The storyline really drew me in and then the execution felt perfect to me. It kept me guessing and I never felt as if I knew what was coming next! I really found no fault in The Lost Coast. I loved Amy Rose Capetta’s lyrical writing style as it made the whole thing flow and sound so beautiful. She really added weight to the scenes. The spookiness of the forest was my favourite and the kind of shiftiness of various situations throughout. I would highly recommend this to anyone who loves a good mystery or highly descriptive stories.
the trees feel it. the trees feel everything.some secrets stay close to the trunks of the redwoods. others have been carried away. like the bones. the bones are gone, and the trees fear that an important story left with them.
First Lines Fridays is a weekly feature for book lovers hosted by Wandering Words. What if instead of judging a book by its cover, its author or its prestige, we judged it by its opening lines?
Pick a book (or a few) off your shelf (it could be your current read or on your TBR) and open to the first page
Copy the first few lines, but don’t give anything else about the book away just yet – you need to hook the reader first
Finally… reveal the book!
This seems like a fun meme, so I’ve been thinking I’ll give it a go! Let’s see what we think in a few weeks. And feel free to let me know in the comments if there are memes or tags you’d like to see me complete in future. Thanks for reading, Wayfarers!
i liked being ridden, and offered the chance to pretty much every guy in Video II. i guess it made me feel as if I had something to contribute to the group.
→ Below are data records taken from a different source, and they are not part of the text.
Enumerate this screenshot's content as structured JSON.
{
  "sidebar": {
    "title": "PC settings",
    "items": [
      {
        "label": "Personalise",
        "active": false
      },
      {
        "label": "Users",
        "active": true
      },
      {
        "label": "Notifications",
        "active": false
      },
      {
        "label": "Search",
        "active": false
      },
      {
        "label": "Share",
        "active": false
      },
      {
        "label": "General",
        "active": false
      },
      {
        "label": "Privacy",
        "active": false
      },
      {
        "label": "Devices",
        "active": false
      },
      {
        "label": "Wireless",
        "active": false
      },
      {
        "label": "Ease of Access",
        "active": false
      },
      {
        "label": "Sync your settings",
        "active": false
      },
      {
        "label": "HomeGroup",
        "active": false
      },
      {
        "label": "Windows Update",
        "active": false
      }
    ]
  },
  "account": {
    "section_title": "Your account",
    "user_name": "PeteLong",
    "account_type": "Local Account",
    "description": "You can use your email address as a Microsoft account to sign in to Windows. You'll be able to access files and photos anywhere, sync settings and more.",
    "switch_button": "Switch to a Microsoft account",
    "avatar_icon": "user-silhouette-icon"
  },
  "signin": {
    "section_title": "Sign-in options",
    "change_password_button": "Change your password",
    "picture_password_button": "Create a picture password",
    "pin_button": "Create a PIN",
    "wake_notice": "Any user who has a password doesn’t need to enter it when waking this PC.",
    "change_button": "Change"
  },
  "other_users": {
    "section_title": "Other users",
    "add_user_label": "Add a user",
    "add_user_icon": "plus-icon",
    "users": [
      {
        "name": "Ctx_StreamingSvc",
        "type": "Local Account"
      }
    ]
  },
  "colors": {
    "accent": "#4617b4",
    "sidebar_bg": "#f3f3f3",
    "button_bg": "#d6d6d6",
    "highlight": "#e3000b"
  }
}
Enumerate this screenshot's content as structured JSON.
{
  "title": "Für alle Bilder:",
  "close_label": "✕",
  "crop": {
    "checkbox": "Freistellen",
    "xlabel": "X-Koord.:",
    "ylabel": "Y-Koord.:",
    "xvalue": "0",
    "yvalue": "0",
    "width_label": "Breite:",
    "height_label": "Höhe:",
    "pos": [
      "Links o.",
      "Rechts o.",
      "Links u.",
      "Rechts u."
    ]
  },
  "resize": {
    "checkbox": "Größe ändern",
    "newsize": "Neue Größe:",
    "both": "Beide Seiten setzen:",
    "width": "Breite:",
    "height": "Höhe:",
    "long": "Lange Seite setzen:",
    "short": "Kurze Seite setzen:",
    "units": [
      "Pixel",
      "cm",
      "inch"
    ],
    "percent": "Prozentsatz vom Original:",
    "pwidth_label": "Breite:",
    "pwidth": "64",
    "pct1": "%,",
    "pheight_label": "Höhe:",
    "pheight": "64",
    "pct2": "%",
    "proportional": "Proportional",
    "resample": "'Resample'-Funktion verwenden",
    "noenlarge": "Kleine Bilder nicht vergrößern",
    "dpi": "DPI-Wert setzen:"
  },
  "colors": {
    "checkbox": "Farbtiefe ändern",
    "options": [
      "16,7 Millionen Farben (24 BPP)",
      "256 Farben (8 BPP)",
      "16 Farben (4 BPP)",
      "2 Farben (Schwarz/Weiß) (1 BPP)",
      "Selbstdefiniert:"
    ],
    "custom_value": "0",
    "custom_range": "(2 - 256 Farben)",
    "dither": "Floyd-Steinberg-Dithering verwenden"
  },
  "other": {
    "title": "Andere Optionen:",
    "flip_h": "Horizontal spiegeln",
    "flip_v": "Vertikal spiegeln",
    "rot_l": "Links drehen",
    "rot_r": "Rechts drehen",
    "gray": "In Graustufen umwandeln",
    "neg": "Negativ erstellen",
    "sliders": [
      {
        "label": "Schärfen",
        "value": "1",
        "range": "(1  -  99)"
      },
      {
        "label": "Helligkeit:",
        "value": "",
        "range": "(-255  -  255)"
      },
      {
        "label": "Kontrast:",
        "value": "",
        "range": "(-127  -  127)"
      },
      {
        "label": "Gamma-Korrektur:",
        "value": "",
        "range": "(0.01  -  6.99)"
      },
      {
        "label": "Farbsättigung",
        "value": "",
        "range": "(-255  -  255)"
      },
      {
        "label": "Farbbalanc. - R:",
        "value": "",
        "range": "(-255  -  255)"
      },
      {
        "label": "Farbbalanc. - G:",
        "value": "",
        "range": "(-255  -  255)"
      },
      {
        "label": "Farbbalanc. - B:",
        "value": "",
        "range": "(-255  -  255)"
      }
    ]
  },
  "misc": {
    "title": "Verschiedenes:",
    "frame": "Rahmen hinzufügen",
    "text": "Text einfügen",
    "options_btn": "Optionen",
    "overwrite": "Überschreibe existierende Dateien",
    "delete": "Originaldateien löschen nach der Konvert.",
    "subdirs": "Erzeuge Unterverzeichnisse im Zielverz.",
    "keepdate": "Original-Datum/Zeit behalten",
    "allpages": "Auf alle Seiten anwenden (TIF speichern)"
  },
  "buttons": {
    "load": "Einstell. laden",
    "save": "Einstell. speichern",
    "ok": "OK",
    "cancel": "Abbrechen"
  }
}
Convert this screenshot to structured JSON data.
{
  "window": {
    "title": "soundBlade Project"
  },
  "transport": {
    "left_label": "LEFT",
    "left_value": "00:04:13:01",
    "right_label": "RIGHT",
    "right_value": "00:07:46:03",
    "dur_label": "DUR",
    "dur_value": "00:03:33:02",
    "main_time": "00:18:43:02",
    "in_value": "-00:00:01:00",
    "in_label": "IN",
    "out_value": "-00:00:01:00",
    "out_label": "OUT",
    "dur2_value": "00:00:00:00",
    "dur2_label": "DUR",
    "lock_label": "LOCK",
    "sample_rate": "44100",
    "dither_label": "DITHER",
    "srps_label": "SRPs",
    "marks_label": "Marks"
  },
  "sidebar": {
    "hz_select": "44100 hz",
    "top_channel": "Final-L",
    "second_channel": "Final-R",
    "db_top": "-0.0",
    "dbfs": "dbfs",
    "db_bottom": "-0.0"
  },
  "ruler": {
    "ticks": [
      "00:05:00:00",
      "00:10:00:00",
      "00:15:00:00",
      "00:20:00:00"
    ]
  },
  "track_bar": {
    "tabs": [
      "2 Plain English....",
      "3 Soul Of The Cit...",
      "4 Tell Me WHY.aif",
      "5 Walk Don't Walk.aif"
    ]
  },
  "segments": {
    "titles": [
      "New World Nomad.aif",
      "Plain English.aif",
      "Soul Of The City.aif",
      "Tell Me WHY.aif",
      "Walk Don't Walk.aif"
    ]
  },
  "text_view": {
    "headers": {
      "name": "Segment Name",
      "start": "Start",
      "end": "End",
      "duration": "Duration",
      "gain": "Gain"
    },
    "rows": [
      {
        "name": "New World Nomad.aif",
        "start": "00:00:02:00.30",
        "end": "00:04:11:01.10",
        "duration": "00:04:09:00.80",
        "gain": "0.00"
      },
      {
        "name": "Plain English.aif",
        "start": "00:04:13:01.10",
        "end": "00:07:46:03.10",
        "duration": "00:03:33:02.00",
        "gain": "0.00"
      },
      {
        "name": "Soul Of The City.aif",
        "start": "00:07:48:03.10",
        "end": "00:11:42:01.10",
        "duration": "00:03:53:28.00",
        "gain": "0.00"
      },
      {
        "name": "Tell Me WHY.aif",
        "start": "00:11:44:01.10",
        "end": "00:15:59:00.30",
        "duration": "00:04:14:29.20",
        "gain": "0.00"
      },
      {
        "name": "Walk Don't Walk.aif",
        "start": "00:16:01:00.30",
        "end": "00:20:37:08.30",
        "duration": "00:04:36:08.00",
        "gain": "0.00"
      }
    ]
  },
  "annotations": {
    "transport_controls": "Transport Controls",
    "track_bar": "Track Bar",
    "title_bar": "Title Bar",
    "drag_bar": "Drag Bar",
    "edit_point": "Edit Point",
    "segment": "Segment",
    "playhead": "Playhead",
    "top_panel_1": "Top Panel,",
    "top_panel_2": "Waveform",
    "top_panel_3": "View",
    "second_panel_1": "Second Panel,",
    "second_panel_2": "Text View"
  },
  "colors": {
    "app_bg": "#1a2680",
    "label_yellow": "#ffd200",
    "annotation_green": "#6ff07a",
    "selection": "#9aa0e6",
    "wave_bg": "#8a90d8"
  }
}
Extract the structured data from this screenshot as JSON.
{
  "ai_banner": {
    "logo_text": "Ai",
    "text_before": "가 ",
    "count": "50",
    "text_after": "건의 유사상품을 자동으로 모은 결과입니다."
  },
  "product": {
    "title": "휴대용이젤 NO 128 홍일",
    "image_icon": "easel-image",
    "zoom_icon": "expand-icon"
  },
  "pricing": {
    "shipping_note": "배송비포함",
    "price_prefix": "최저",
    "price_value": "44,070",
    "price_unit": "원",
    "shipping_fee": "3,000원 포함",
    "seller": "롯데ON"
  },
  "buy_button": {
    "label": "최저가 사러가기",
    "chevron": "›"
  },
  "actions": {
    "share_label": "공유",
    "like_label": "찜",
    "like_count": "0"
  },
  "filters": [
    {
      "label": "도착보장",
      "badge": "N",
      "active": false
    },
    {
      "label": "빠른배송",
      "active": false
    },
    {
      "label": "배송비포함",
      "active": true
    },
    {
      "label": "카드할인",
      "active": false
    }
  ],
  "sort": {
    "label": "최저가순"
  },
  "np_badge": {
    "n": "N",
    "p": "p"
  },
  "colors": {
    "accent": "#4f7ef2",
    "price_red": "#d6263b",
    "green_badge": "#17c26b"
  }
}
the first time I saw a redwood, I had a brand new feeling – like discovering a new color you’ve never seen before, or smelling snow for the first time if you were raised in a world without cold. mom and I were driving up Highway 101 in a mostly good mood.